    The KEY thing to remember is that the Blockbuster retail stores are gone, AND it seems that the DVD mail rental business is fading away. REPLACED by digital delivery of titles on a VOD. As a new Studio as well as a viewer like Nick, I think PPV VOD via digital delivery is the way to go AND I believe is what will be the norm. if you really like the movie, you will also own it to collect it and build your own personal library. Will that be in the cloud?

  • scJohn

    Why is everybody assuming that the streaming rights, say Iron Man 2, are cheaper than what NF spent for the physical DVD. We just don’t know. Yes, the delivery costs heavily favor streaming over mail but we don’t know how the streaming rights compare to buying the physical DVD.
    If one assumes that the majority of these content deals takes the number of subs as a major component of what NF pays the content owner. Then NF could save a lot of money by offering a DVD only plan. If 10% of subs go for the DVD only plan then that’s 2.4 million subs per month that NF does have to send money to the content owners every month. Let’s say that 60% of the monthly 7.99 goes to the content owners. That’s 11.5 million less per month NF sends to the content owners.
    The real problem for NF is that the perception that NF was on the side of the consumer is now destroyed. As someone put it: NF is now just another cable company.

  • I think Netflix is stuck in the middle of the disk vs streaming transition. Streaming is the way of the future, but a lot of their content is only disk. We downgraded our disk plan from 2 to one because they don’t have enough new stuff we want to watch in either format. One of their business problems is that they are paying for licensing up front to an industry that is more interesting in protecting their virtual monopoly than they are to moving to a new business model.

  • i agree seems like netflix is trying to exit the dvd business

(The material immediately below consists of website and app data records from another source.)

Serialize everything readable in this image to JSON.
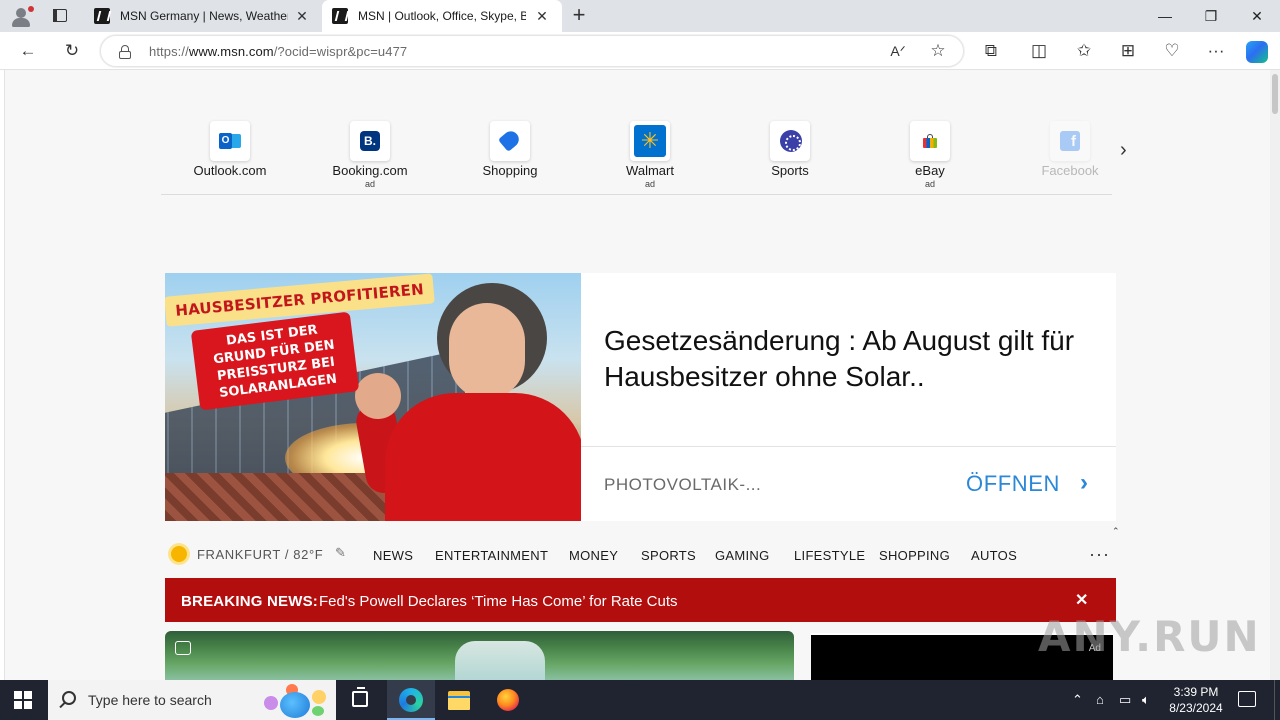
{
  "browser": {
    "tabs": [
      {
        "title": "MSN Germany | News, Weather,",
        "active": false
      },
      {
        "title": "MSN | Outlook, Office, Skype, Bi",
        "active": true
      }
    ],
    "url_prefix": "https://",
    "url_domain": "www.msn.com",
    "url_path": "/?ocid=wispr&pc=u477",
    "window_controls": {
      "minimize": "—",
      "restore": "❐",
      "close": "✕"
    }
  },
  "quicklinks": [
    {
      "label": "Outlook.com",
      "ad": "",
      "icon": "outlook-icon"
    },
    {
      "label": "Booking.com",
      "ad": "ad",
      "icon": "booking-icon"
    },
    {
      "label": "Shopping",
      "ad": "",
      "icon": "shopping-tag-icon"
    },
    {
      "label": "Walmart",
      "ad": "ad",
      "icon": "walmart-icon"
    },
    {
      "label": "Sports",
      "ad": "",
      "icon": "sports-icon"
    },
    {
      "label": "eBay",
      "ad": "ad",
      "icon": "ebay-icon"
    },
    {
      "label": "Facebook",
      "ad": "",
      "icon": "facebook-icon"
    }
  ],
  "ad_banner": {
    "image_tag_top": "HAUSBESITZER PROFITIEREN",
    "image_tag_main": "DAS IST DER GRUND FÜR DEN PREISSTURZ BEI SOLARANLAGEN",
    "headline": "Gesetzesänderung : Ab August gilt für Hausbesitzer ohne Solar..",
    "source": "PHOTOVOLTAIK-...",
    "cta": "ÖFFNEN"
  },
  "weather": {
    "text": "FRANKFURT / 82°F"
  },
  "nav_links": [
    "NEWS",
    "ENTERTAINMENT",
    "MONEY",
    "SPORTS",
    "GAMING",
    "LIFESTYLE",
    "SHOPPING",
    "AUTOS"
  ],
  "nav_more": "···",
  "breaking": {
    "label": "BREAKING NEWS:",
    "headline": "Fed's Powell Declares ‘Time Has Come’ for Rate Cuts",
    "close": "✕"
  },
  "cards": {
    "right_ad": "Ad"
  },
  "watermark": "ANY.RUN",
  "taskbar": {
    "search_placeholder": "Type here to search",
    "time": "3:39 PM",
    "date": "8/23/2024"
  },
  "colors": {
    "breaking_bg": "#b30e0e",
    "cta": "#2b88d8",
    "taskbar_bg": "#1f2430"
  }
}
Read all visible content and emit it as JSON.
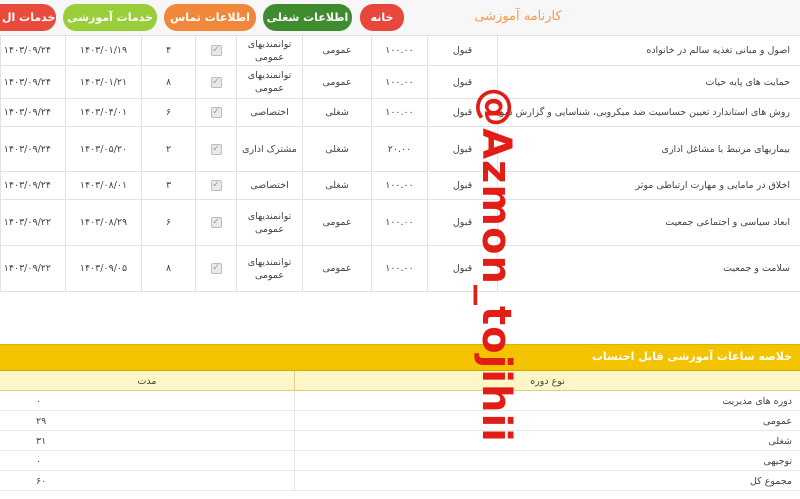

  • Hi there! Great information about Netflix. I’m currently setting up a site right now about the places where people can watch movies online. So what do you think, are people going more towards watching through online streaming and dvds will soon vanish?